[Start of section]

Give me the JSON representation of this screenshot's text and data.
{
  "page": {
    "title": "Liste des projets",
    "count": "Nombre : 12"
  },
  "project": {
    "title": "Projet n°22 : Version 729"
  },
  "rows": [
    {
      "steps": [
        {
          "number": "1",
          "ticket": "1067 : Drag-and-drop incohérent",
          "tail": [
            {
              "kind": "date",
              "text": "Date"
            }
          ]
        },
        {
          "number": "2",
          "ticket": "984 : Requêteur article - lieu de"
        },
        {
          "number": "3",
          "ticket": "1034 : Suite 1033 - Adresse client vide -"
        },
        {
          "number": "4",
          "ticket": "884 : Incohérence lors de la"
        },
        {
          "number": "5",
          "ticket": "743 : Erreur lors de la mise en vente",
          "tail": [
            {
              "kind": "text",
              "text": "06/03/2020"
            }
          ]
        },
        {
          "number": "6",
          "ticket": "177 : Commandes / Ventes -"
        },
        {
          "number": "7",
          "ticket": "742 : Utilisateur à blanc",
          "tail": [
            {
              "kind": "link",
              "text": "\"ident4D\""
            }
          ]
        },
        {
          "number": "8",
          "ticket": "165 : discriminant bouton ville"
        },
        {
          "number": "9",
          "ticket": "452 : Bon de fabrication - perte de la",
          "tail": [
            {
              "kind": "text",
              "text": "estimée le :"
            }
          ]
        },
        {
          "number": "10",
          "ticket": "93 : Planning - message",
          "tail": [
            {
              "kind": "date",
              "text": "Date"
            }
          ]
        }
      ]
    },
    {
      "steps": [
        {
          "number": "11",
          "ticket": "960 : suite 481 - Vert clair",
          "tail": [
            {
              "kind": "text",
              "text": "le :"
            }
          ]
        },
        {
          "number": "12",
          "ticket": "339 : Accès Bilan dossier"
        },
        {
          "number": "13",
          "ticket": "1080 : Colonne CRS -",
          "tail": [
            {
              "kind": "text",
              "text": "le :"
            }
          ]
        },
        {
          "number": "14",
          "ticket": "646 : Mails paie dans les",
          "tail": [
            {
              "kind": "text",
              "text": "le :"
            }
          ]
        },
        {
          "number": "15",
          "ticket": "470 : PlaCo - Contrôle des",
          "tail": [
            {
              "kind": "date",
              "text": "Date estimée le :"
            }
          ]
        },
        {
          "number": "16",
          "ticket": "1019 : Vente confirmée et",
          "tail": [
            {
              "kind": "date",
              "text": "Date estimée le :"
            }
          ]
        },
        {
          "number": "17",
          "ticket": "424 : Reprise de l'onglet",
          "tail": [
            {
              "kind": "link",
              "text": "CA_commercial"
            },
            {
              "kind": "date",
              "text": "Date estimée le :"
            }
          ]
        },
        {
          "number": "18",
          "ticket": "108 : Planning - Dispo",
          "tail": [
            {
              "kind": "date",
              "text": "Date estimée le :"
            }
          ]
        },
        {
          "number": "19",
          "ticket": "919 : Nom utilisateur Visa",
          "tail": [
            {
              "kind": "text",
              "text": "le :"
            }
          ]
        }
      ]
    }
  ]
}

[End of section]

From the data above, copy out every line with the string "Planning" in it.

          "ticket": "93 : Planning - message",
          "ticket": "108 : Planning - Dispo",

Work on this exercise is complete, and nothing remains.